* Directions
Would you please write out each entry precisely as given?

* Supplied data
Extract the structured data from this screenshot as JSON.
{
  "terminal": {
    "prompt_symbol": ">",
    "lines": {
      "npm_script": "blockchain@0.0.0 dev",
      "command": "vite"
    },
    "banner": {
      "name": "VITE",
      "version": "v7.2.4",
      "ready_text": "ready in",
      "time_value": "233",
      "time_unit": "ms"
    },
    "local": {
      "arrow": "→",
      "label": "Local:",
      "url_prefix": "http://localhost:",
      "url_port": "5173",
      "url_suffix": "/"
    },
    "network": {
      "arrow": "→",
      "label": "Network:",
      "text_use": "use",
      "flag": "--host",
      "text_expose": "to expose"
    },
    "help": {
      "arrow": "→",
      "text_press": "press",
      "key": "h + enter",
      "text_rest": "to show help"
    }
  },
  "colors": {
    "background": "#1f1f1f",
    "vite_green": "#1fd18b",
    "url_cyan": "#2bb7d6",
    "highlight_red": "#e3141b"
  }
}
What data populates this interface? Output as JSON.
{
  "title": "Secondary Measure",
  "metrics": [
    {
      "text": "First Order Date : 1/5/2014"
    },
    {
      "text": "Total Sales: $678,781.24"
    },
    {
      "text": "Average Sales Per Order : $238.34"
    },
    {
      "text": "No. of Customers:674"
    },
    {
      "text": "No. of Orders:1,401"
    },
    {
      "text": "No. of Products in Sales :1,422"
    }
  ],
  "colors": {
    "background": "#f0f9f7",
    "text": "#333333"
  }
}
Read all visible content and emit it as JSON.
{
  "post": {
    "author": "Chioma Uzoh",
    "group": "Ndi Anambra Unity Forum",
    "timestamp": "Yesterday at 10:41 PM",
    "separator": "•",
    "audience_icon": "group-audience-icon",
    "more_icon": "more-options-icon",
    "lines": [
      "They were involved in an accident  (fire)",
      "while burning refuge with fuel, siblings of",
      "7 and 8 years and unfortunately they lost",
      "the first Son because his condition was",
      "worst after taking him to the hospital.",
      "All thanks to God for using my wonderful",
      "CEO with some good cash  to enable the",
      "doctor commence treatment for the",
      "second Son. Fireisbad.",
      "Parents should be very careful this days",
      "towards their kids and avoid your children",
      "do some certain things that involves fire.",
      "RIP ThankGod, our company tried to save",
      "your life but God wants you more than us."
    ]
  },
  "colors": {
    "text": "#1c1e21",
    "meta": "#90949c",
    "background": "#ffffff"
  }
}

* Written solution
Extract the structured data from this screenshot as JSON.
{
  "terminal": {
    "prompt_symbol": ">",
    "lines": {
      "npm_script": "blockchain@0.0.0 dev",
      "command": "vite"
    },
    "banner": {
      "name": "VITE",
      "version": "v7.2.4",
      "ready_text": "ready in",
      "time_value": "233",
      "time_unit": "ms"
    },
    "local": {
      "arrow": "→",
      "label": "Local:",
      "url_prefix": "http://localhost:",
      "url_port": "5173",
      "url_suffix": "/"
    },
    "network": {
      "arrow": "→",
      "label": "Network:",
      "text_use": "use",
      "flag": "--host",
      "text_expose": "to expose"
    },
    "help": {
      "arrow": "→",
      "text_press": "press",
      "key": "h + enter",
      "text_rest": "to show help"
    }
  },
  "colors": {
    "background": "#1f1f1f",
    "vite_green": "#1fd18b",
    "url_cyan": "#2bb7d6",
    "highlight_red": "#e3141b"
  }
}
What data populates this interface? Output as JSON.
{
  "title": "Secondary Measure",
  "metrics": [
    {
      "text": "First Order Date : 1/5/2014"
    },
    {
      "text": "Total Sales: $678,781.24"
    },
    {
      "text": "Average Sales Per Order : $238.34"
    },
    {
      "text": "No. of Customers:674"
    },
    {
      "text": "No. of Orders:1,401"
    },
    {
      "text": "No. of Products in Sales :1,422"
    }
  ],
  "colors": {
    "background": "#f0f9f7",
    "text": "#333333"
  }
}
Read all visible content and emit it as JSON.
{
  "post": {
    "author": "Chioma Uzoh",
    "group": "Ndi Anambra Unity Forum",
    "timestamp": "Yesterday at 10:41 PM",
    "separator": "•",
    "audience_icon": "group-audience-icon",
    "more_icon": "more-options-icon",
    "lines": [
      "They were involved in an accident  (fire)",
      "while burning refuge with fuel, siblings of",
      "7 and 8 years and unfortunately they lost",
      "the first Son because his condition was",
      "worst after taking him to the hospital.",
      "All thanks to God for using my wonderful",
      "CEO with some good cash  to enable the",
      "doctor commence treatment for the",
      "second Son. Fireisbad.",
      "Parents should be very careful this days",
      "towards their kids and avoid your children",
      "do some certain things that involves fire.",
      "RIP ThankGod, our company tried to save",
      "your life but God wants you more than us."
    ]
  },
  "colors": {
    "text": "#1c1e21",
    "meta": "#90949c",
    "background": "#ffffff"
  }
}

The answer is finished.